- **Extracted records**:
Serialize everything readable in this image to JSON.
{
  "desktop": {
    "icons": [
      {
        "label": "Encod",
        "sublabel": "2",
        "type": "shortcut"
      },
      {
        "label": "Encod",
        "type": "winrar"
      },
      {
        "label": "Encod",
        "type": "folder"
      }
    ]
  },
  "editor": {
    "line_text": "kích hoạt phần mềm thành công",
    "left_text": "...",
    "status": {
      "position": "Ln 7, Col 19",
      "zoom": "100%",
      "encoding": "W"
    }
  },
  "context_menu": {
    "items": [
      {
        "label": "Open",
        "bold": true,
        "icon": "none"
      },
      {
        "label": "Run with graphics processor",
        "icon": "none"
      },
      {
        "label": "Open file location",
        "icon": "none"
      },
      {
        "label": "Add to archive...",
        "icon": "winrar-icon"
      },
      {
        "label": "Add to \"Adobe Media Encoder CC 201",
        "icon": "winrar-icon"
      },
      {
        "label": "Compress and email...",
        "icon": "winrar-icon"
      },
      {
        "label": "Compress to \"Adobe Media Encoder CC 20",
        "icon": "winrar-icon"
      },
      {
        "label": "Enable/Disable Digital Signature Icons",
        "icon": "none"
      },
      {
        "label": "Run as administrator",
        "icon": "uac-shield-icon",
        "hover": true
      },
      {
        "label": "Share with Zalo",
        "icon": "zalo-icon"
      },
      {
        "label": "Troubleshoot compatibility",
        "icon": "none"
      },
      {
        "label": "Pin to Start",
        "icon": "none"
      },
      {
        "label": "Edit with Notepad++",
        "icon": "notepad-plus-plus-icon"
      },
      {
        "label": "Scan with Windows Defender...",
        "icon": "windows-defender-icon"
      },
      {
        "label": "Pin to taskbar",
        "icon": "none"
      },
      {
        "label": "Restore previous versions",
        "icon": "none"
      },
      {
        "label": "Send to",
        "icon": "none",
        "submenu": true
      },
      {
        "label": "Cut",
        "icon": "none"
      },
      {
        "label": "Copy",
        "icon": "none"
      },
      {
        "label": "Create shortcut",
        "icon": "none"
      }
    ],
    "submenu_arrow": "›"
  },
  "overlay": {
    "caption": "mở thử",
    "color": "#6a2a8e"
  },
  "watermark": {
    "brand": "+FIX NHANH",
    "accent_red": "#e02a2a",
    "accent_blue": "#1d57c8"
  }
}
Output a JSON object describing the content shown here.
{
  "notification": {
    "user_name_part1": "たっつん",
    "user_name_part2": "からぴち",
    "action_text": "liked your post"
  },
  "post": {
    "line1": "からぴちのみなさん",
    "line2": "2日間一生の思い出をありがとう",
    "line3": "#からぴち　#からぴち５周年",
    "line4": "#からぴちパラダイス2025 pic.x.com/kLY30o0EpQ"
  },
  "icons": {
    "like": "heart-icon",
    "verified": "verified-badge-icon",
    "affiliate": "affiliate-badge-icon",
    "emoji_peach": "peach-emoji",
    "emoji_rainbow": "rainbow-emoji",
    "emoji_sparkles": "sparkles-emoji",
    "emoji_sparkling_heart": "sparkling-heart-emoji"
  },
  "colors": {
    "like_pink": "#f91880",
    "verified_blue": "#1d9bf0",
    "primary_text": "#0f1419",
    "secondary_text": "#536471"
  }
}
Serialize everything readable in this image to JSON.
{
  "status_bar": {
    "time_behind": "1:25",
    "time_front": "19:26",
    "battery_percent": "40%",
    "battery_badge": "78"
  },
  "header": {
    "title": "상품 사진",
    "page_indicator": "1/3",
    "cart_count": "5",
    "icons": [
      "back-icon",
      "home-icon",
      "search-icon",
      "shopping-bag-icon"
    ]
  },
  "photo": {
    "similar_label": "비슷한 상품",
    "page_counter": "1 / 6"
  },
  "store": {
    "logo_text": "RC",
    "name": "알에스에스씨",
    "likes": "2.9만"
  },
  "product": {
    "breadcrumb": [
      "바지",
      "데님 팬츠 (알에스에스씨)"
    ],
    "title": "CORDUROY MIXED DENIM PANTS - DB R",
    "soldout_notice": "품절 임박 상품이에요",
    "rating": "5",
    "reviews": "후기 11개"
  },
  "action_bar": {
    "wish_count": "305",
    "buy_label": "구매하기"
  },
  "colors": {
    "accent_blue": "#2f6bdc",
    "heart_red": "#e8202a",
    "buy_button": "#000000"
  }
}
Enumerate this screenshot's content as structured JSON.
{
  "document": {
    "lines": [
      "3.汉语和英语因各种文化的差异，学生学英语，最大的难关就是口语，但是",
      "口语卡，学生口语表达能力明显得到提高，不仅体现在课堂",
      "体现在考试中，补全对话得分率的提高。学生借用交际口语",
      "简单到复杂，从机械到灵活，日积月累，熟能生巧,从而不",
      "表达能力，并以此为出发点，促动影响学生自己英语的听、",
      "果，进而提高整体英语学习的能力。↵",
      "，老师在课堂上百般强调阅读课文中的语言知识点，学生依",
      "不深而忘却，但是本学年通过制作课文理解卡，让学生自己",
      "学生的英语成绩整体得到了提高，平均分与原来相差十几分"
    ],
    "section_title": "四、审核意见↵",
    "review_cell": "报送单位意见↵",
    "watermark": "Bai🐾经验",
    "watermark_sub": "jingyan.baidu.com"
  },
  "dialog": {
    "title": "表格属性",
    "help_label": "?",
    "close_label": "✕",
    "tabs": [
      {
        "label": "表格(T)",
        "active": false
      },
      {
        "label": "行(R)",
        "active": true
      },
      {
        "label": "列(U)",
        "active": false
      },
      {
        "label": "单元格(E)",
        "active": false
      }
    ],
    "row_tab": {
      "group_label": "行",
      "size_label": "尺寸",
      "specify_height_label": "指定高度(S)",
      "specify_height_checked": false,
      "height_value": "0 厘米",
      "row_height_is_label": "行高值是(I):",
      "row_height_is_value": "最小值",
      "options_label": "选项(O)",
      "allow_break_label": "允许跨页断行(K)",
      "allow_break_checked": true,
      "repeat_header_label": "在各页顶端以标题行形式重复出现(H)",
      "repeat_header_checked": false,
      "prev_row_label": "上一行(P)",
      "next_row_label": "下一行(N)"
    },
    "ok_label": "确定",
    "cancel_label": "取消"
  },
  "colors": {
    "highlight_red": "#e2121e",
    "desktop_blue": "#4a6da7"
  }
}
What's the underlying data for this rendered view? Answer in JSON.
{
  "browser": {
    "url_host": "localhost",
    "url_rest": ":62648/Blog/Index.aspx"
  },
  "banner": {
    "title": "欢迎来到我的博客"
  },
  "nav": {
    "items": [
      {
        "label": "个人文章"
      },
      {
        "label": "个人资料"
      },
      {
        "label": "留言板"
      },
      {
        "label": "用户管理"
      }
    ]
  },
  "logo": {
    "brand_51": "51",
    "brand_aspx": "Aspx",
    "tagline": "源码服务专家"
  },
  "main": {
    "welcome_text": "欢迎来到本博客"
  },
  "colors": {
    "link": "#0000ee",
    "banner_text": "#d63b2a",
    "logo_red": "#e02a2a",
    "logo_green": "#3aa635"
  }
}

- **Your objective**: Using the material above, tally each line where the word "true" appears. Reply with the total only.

- **Solution**: 5